The Consumer First project is a manifestation of Ofgem's priority, which is to protect consumers' interests. That means considering consumers in the future as well as those today. We fulfil that duty by promoting competition to help keep prices in check and by controlling the revenue and expenditure of the network monopolies to make sure that there is the right amount of investment in infrastructure.

The Government, in its recent Energy White Paper, demonstrated that it and Ofgem share the view that this approach, based on competitive markets and independent regulation, is central to achieving the UK's environmental goals.

Ofgem's most direct environmental work is on the electricity and gas networks where we exert controls on their revenues. For example, we incentivise the connection of small power plants - including renewable generators - to the regional networks, which reduces power wastage by bringing the generator closer to the consumer.

And we do vital engine-room work to administer the Renewables Obligation and the Energy Efficiency Commitment. Meanwhile, Ofgem promotes competition, which reins in the cost of stemming climate change.

Ofgem's part in tackling climate change is largely one of creating conditions where green initiatives can work while keeping the costs in check.

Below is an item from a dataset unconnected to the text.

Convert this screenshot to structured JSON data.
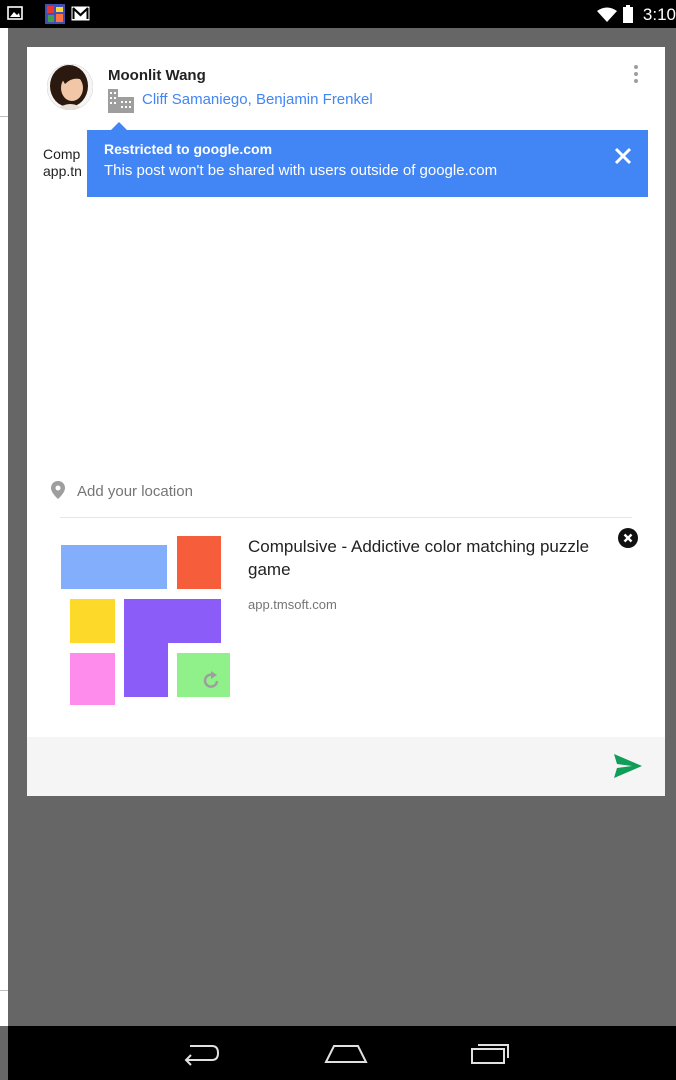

A good example is our recent relaxing of the rules governing the suppliers. This will make it easier for customer deals where the supplier sells them household electricity generation, such as a wind turbine, or energy-saving measures, like insulation, rather than just selling more energy.

Our rule changes could open doors for advanced metering, which can help people cut consumption by showing not just how much energy they use but what it is costing. The sight of hard cash being spent could prove just the incentive to stop leaving the TV on standby, for example.

These and other measures create opportunities for householders to use energy more efficiently, which will cut the emissions they are responsible for.

At the same time the measures reel in price rises - a vital consideration for those on low incomes and vulnerable to fuel poverty.

For a long time the UK had low energy prices, which made energy efficiency a tough sell. We had major gas reserves in the North Sea and Ofgem's work over successive years has brought bills down.

But recently, the beginning of the end of our self-sufficiency in gas has exposed the UK to price rises in global markets. Markets being markets, those effects are now receding as competition has attracted new sources of gas.

Those forces will remain in play but the rising influence is the environmental one. And it is one that will carry on well into the future.

Clearly the decisions on how to heat and light our homes are no longer simple ones and the demands of combating the greenhouse effect means the costs involved will no longer be trivial. Householders will have to deal with some inconvenient truths. Ofgem will endeavour to ensure that efficiency and transparency in the market makes those truths clear and that the bill is a fair one.
*


Alistair Buchanan is chief executive of Ofgem, the UK's energy regulator



Source: link missing! please notify us

JUN 12 2007
https://www.windaction.org/posts/9424-energy-prices-must-rise-to-fight-climate-change
back to top